7. Comparisons. The SAT likes to compare similar things. People can only be compared to people, and things can only be compared to things. It also tests the comparative/superlative forms. Use better and more when comparing two things. Use best and most when comparing three or more things.

8. Wordiness. Wordiness means just what it sounds like, too many words! As long as there are no new grammar errors introduced, the shortest answer choice is often correct. Redundancy is a type of wordiness where the same thing is said twice. For example, the SAT would never call someone “intelligent and smart.” Keep it simple and to the point, and don’t repeat yourself!

9. Passive Voice. Passive Voice puts the object of the sentence first. Make sure to keep the subject (the person or thing doing the action) before the verb.

10. Diction. This is rarely tested on the SAT, so you are likely to only see 1-2 questions with this concept. Diction means “word choice.” The SAT may try to fool you by using a word that sounds similar to the intended word, but does not make sense in context (for example, replacing “imperious” with “impervious”). It’s important not to rush on the SAT.

Use this as a checklist to begin your studies. You’ll find articles for most of these tested areas right here on the GMAT Rockstar blog! As you study, focus on labeling each question with the “tested-concept” behind it. It’s not about getting every question correct individually, but learning to recognize the concepts. The questions will always change, but these concepts are guaranteed to show up on test day.

Learnist: How to Write a Great SAT Essay

The SAT essay is about 25% of your SAT Writing score, but you’ll only have 25 minutes to write it! Here’s how to beat the timing pressure, develop the topic successfully, and score a perfect 12!

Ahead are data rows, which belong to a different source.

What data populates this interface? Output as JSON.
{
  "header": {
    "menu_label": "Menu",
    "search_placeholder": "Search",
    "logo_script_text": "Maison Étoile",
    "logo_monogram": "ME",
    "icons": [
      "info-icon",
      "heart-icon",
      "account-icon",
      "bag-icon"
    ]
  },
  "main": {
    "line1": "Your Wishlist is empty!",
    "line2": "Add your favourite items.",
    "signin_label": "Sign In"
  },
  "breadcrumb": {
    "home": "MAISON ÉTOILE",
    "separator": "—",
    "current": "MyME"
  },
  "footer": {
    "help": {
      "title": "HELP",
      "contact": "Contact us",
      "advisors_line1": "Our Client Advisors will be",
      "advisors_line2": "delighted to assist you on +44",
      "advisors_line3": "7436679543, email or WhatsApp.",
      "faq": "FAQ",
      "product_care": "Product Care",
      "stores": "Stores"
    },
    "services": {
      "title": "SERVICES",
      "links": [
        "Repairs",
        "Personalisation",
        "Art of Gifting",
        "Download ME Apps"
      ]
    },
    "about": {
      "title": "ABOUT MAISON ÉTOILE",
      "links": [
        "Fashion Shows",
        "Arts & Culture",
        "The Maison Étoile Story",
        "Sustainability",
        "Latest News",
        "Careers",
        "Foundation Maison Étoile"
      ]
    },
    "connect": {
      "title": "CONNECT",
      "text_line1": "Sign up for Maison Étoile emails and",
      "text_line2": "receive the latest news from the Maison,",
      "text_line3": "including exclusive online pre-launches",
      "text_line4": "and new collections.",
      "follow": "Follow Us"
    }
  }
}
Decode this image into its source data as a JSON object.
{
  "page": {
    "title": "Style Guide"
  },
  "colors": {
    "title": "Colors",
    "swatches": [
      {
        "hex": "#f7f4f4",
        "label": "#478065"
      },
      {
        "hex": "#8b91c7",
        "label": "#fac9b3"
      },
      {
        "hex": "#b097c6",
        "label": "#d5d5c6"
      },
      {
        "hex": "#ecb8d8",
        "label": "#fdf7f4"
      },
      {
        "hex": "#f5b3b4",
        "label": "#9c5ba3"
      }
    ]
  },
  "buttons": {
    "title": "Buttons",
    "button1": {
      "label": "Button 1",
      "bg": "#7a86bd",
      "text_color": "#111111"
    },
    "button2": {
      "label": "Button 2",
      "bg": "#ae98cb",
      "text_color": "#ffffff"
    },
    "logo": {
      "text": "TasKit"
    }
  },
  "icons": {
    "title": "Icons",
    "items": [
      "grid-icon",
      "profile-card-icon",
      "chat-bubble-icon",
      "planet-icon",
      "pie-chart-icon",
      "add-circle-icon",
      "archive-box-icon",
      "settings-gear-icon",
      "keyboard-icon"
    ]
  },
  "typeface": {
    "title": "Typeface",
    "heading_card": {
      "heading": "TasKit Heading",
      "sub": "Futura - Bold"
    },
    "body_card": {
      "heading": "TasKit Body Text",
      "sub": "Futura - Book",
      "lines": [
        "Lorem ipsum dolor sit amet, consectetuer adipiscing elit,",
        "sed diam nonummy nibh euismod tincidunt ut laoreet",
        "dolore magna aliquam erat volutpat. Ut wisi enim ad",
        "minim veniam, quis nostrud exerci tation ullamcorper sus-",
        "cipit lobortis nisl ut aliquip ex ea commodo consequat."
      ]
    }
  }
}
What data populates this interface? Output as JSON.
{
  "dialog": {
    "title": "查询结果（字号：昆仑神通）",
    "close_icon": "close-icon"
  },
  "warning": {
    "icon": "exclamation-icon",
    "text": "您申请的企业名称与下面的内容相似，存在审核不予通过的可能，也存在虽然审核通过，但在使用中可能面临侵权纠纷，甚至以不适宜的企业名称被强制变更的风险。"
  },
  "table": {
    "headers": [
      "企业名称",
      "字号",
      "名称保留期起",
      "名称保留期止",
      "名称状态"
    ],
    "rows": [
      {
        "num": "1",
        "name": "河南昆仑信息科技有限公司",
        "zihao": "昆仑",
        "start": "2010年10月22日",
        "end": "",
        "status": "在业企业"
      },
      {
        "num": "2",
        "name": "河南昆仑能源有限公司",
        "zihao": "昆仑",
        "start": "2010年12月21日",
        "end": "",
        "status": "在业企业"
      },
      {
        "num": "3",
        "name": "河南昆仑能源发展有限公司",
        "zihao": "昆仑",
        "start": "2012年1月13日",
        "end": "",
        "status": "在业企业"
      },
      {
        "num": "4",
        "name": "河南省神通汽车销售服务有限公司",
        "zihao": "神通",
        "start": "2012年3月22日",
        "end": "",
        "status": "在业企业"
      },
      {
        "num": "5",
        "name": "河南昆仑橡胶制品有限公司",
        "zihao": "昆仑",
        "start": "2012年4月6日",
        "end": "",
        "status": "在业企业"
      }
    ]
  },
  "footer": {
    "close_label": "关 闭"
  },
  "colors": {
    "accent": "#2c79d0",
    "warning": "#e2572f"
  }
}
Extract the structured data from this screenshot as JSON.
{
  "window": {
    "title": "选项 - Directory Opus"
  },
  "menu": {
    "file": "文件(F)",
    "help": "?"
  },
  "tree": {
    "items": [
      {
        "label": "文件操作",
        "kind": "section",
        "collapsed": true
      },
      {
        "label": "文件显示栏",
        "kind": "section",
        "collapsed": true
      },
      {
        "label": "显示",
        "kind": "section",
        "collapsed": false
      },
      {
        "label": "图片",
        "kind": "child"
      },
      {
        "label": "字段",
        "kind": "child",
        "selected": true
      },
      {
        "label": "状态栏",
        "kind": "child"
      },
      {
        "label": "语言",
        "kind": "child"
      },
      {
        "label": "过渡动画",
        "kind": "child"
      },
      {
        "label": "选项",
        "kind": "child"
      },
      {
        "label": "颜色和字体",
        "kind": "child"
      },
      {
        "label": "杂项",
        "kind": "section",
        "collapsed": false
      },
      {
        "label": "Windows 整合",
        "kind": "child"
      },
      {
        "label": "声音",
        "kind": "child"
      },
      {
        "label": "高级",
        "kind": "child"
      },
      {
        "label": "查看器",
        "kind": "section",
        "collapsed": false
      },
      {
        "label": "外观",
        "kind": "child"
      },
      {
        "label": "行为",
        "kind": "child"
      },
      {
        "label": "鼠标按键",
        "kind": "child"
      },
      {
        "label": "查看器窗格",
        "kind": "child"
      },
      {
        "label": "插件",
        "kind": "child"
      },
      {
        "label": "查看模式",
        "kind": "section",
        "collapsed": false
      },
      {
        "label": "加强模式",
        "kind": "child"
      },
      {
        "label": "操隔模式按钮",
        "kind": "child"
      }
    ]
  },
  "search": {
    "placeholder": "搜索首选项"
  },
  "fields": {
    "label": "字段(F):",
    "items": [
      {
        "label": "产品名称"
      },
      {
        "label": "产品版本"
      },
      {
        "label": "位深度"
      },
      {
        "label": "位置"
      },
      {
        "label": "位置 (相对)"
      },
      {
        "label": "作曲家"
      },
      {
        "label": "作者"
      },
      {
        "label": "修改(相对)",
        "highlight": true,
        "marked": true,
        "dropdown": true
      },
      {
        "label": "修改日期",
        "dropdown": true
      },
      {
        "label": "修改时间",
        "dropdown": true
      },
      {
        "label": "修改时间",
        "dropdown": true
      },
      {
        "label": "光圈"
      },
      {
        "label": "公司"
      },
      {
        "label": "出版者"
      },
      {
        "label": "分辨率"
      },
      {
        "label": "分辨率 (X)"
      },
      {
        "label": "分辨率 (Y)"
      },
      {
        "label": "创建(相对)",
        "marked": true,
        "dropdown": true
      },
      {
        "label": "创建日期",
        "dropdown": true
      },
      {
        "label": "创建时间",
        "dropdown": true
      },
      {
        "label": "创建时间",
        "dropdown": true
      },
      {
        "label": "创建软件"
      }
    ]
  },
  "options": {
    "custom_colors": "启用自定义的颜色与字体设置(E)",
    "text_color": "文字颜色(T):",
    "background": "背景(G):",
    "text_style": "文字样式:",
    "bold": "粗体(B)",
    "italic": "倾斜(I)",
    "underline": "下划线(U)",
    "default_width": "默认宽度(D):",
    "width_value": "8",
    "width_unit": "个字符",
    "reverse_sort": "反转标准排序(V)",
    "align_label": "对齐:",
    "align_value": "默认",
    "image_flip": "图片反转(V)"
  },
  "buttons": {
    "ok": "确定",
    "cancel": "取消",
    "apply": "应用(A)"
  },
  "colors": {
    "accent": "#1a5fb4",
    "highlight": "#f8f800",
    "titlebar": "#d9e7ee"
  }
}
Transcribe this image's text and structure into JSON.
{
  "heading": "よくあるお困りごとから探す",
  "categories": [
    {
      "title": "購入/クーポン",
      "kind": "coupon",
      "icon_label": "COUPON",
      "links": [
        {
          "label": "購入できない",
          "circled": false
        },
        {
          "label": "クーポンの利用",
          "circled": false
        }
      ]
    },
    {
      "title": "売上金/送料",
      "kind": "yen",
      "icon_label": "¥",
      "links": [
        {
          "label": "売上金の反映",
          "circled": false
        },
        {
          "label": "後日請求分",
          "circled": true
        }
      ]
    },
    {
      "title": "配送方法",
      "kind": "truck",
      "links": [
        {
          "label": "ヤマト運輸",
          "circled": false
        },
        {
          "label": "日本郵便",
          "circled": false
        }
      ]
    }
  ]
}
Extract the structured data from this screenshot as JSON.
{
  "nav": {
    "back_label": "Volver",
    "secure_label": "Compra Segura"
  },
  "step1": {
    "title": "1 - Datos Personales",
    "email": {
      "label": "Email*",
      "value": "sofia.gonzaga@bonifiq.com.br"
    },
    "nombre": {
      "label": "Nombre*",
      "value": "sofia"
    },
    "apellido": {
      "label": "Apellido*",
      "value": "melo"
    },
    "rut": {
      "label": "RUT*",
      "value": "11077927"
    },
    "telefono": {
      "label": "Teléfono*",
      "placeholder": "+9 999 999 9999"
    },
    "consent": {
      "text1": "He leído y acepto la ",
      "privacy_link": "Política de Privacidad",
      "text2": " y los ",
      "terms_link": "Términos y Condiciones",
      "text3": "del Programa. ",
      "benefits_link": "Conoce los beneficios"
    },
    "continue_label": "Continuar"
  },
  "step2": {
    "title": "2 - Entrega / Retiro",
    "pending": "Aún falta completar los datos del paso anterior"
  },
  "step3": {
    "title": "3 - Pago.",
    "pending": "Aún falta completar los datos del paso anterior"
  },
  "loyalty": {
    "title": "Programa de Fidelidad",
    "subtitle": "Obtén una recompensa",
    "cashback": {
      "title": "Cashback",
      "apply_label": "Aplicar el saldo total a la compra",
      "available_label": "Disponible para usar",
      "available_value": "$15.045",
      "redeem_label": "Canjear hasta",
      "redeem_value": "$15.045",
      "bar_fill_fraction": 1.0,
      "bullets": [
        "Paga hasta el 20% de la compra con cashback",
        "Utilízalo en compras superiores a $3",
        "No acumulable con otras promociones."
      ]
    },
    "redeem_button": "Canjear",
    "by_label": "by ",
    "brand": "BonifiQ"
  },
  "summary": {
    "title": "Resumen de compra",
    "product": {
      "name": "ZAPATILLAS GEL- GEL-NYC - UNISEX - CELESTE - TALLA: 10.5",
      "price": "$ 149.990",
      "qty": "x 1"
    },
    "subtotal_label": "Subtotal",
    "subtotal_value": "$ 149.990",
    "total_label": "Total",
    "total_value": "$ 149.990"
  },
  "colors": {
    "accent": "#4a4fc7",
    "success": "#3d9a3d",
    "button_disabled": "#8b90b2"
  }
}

Tip #1 – Have the directions and instructions down cold.

If you are super-familiar with the directions ahead of test day, you won’t waste precious time reading them. Bullet points:

  • you can only write in pencil
  • the essay must be written in the space provided, NOT the test booklet
  • you’ll receive 2 scores from 2 readers (between 1 and 6)
  • the “issue presented” will usually come in the form of a quote
  • the actual prompt is the question after the “Assignment” bolded word

Tip #2 – Choose one side ONLY.

We live in a world of greys, but for SAT Essay purposes, we have to pretend the world is “black and white.” In 25 minutes, you won’t have time to effectively present a “middle of the road” approach, so choose one side and stick to it. This is one of the most challenging (and most frustrating) aspects of writing the SAT Essay.

For example, let’s say you had a prompt that asked: Is honesty the best policy? In the “real world,” we know the answer is complex, sometimes yes and sometimes no. However, you must build a thesis either 100% in favor of perpetual honesty, or 100% not in favor of perpetual honesty.

As this blog points out (rather aptly), you don’t even need to agree with your thesis statement – you just need to demonstrate that you can make a strong argument for it.

Read more tips on how to write a great SAT essay on Learnist!